San Francisco Archbishop Salvatore Cordileone is tempering the strict language of morality clauses he added to teacher contracts. (AP Photo)
By Kevin Fagan 

SAN FRANCISCO — Under pressure from his Catholic schools community, the archbishop of the San Francisco archdiocese is re-wording strict guidelines he proposed for teachers that would require them to reject homosexuality, use of contraception, and other “evil” behavior.

Most significantly, Archbishop Salvatore Cordileone said he is dropping an effort to designate high school teachers as “ministers,” which, under a 2012 US Supreme Court ruling, would have eliminated them from government-mandated employee protections by placing them solely under Church control.

In an hour-long meeting with The San Francisco Chronicle’s editorial board, Cordileone said he is forming a committee of theology teachers from the San Francisco Archdiocese’s four high schools to go over his proposed teacher guidelines. The committee, he said, will “recommend to me an expanded draft” and “adjust the language to make the statements more readily understandable to a wider leadership.”

“I was surprised at the degree of consternation over this,” Cordileone said. What he is drafting, he said, is merely a reiteration of existing Catholic morality doctrines concerning behavior.

The modifications Cordileone drew up this month for the Faculty Handbook for his archdiocese’s 350 or so teachers ignited a firestorm of opposition when teachers, parents and students interpreted them to mean staff could be fired for being in same-sex marriages, using contraception, approving of abortion, or engaging in other actions the handbook labeled as “evil.”

Of particular concern to some faculty was the prospect of punishment for behavior done behind closed doors. One statement from the archdiocese said high school administrators, faculty, and staff who are Catholics “are called to conform their hearts, minds and consciences, as well as their public and private behavior, ever more closely to the truths taught by the Catholic Church.”
Cordileone said he has no intention of invading private lives. The purpose of his guidelines, he said, is to make sure his teachers’ behavior, and the examples they set in public, don’t contradict bedrock Catholic principles — which condemn same-sex marriage, abortion, and birth control, among other things.

The new language is meant only to “clarify,” he said, and not to trigger teacher firings or ignite “a witch hunt.”

“My primary concern is for the good of our students,” he told the board. “We want our students to flourish.”
Publicist Sam Singer, who is representing parents and alumni of San Francisco Catholic schools as they try to counter the proposed dictates, said the archbishop’s statements were welcome news.

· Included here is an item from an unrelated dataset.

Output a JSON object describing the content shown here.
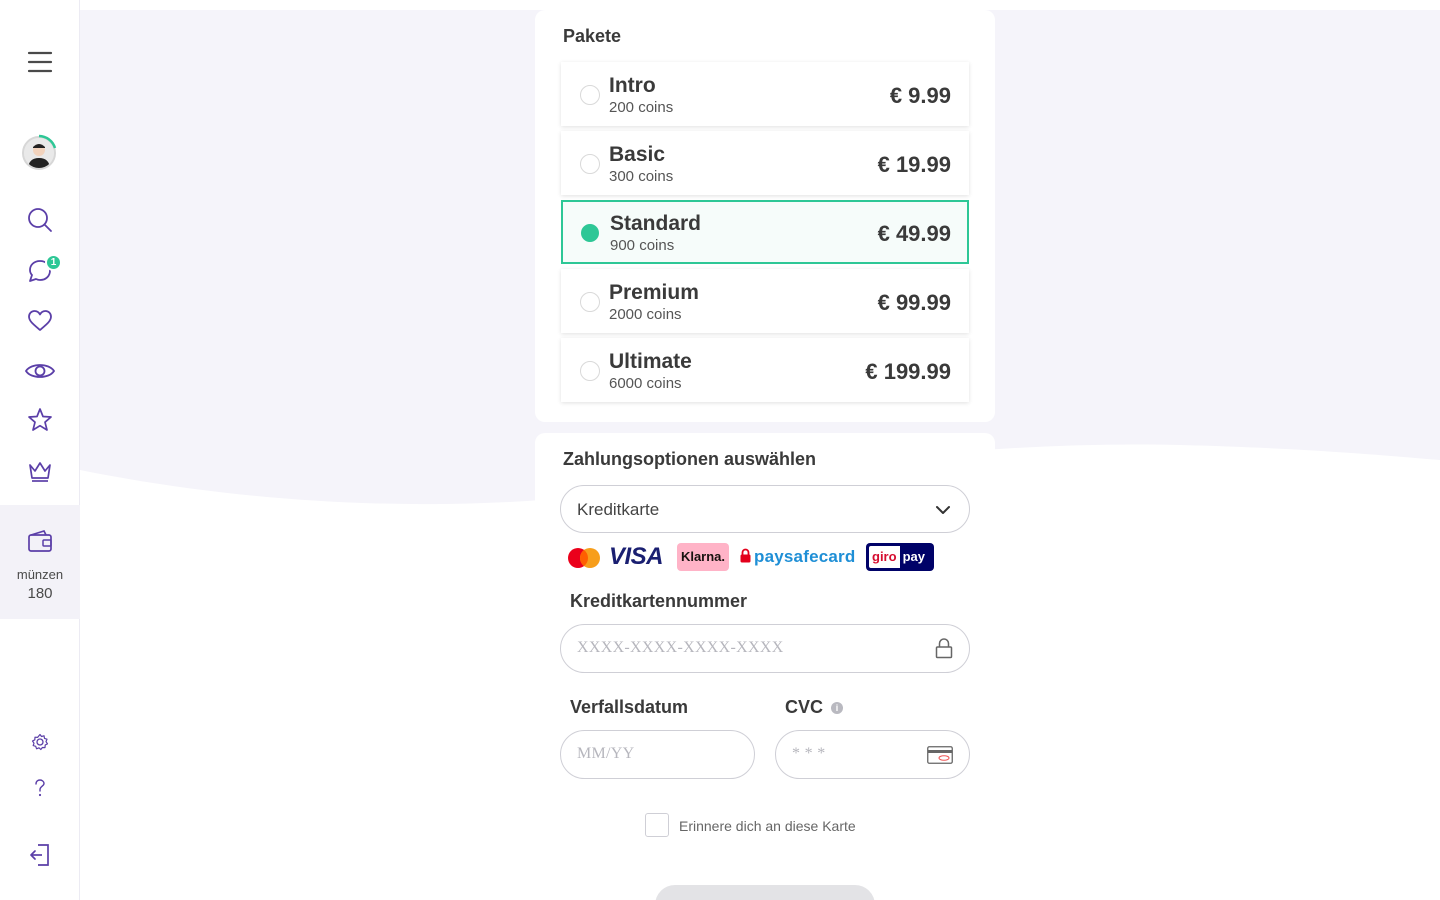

“The proof is in the pudding, so we’ll have to take a look at what the archbishop comes back with,” Singer said. “But this is certainly a step in the right direction, and is welcomed by many of the parents, teachers and alumni. But there is still much work to be done.”

Story via New York Times News Service.